“Without forgiveness the past determines who you are in the present”
After finding international success with his spiritual teachings through best-selling books The Power of Now and A New Earth, author and counselor Eckhart Tolle set his sights on children in 2008 with Milton’s Secret and its blatantly synergistic subtitle to those previous works “An Adventure of Discovery through Then, When, and the Power of Now”. Written in collaboration with Robert S. Friedman and illustrator Frank Riccio, this tale focuses upon the titular eleven-year old (soon-to-be twelve) boy as an example of the internal transformative power we all possess to stop letting the past and future dictate our actions. With help from his grandfather Howard, Milton discovers how to live in the now as the proactive person he wants to be rather than the reactive one he had become.
Adapted by director Barnet Bain and co-writers Sara B. Cooper and Donald Martin, the cinematic version of this children’s book retains an air of wonder steeped in simple resonate clichés for younger viewers enduring the same hardships as Milton Adams (William Ainscough). Being bullied at school by his neighbor Carter (Percy Hynes White) is the least of his worries as life at home proves even more distressing thanks to rising tensions between realtor mom Jane (Mia Kirshner) and stockbroker dad Bill (David Sutcliffe). Both are barely staying above water after the market crash turned their careers upside down and they’ve lost sight of family in the process.
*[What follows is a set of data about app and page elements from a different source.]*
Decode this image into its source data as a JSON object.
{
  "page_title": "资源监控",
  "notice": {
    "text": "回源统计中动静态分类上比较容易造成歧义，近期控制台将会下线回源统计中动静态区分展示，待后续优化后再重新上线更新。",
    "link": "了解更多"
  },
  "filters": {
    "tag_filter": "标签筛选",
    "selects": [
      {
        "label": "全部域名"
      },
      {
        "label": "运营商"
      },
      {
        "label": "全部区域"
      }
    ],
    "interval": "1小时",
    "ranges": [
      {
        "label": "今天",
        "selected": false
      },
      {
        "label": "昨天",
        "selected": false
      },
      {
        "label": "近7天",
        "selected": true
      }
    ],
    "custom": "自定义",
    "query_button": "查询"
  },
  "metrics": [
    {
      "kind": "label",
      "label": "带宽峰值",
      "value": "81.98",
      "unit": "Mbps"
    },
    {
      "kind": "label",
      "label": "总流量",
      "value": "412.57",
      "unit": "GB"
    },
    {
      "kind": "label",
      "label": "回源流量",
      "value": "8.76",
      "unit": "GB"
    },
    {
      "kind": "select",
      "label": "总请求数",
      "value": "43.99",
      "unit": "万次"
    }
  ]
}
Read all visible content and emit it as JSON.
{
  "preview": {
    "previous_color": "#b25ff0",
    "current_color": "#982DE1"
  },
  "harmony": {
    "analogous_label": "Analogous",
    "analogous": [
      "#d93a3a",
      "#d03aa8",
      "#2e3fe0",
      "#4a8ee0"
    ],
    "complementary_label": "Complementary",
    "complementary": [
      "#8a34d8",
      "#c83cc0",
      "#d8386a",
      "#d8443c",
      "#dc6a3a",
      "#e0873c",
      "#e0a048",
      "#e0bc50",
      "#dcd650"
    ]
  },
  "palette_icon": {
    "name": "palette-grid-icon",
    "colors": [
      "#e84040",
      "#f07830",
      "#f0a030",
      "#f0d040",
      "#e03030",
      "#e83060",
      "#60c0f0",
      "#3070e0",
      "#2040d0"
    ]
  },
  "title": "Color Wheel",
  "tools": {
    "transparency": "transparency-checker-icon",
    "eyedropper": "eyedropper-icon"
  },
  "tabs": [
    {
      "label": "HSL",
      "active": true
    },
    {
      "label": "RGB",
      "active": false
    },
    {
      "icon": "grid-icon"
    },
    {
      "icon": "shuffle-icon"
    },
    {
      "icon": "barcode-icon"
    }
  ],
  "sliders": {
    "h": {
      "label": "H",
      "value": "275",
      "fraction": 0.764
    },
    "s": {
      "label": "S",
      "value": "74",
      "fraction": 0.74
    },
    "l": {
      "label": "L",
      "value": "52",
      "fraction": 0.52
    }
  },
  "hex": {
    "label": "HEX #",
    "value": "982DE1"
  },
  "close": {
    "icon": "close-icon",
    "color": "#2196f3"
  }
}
Only upon the arrival of her father Howard’s (Donald Sutherland) newfound, calm hippie sensibilities can their malaise begin to dissipate.
The film deals with odd concepts that come into clearer focus knowing Tolle’s vocation as a spiritual influencer. There’s alchemy, yoga breathing techniques, and soothing seaweed tea, but none are too complex to alienate its target audience. The tea is humorous when coupled with Howard’s meticulous process of brewing it on a diner’s Formica tabletop and the breathing a welcome internal practice to quiet the whispered monologues of worry Milton combats each and every day. Alchemy is the topic that would normally be too unwieldy for children, but the authors combat this by portraying it as a fantasy. Milton and best friend Tim (Hays Wellford) don’t need to know exactly what it is they’re attempting, just the potential that the fruits of their labor may produce gold.
A ton of themes are bandied about through a prism of fear from friendship, parenting, public speaking, love, and bullying. Milton fears his parents will divorce if they don’t find money. Jane thinks they’ll lose the house and Bill is approaching the point of no longer being able to justify his notion that “they don’t have to worry yet.” Carter’s a ball of anxiety caught within a volatile home, lashing out violently at the weak; Tim’s so scared of becoming this bully’s next target that he’s more willing to close his mouth and eyes when his best friend is attacked than help. And even G-Pop Howard has some fear inside him despite what appearances show. Never happier with his own life, his fear is for the Adamses instead.
And it’s all circling an important date on the calendar: Parents’ Day. Under the tutelage of Ms. Ferguson (Michelle Rodriguez), each student in Milton’s class must write and orate a speech about a topic of their choosing. There’s not only the trepidation that the simple act of speaking in front of a hundred people provides, but also the realization twenty-first century living makes it hard for parents to actually show up and watch. So much is therefore entering the equation of Milton’s crippling fear. He sees Mom on Planet Future and Dad on Planet Past and he has no clue whether Planet Fear’s orbit has taken him too far from either. It’s actually a somewhat ingenious distillation (I assume having not read his books) of Tolle’s teachings for developing minds.
There’s universality at play with more than a few moments showing how adults are as fallible as kids. Dads can be bullied, moms can need caring, and sometimes a single text message of support can be enough to brighten the darkest day. As Grandpa introduces early while remembering his time in the war, forgiveness is always our most powerful tool to combat life. We must forgive those who harm us, those who let us down, and most importantly ourselves. Are things as easy and seamless as they appear here? No. But this film is based on a 40-page picture book for kids aged 8 to 11. The idea is to present hardships and show possible solutions. The goal is for viewers to realize every success achieved starts from within.
I liked the quirk of Sutherland’s kookily sage grandfather letting his own evolution from the man he was speak for itself. We all have the capacity to change if we’re willing to take that first step. Sometimes we need our kids to call us out on our own bullshit too. Jane and Bill can tell Milton he’s their number one priority, but always having their phones to always only be half present in the “now” isn’t lost on him. Children pick up on the tensions of their proximate world. They choose to shoulder responsibilities that aren’t theirs because the fear of those around them is contagious. I dislike the idea of a “spiritual teacher” like Tolle, but I can’t lie and say the message posited isn’t a powerful one.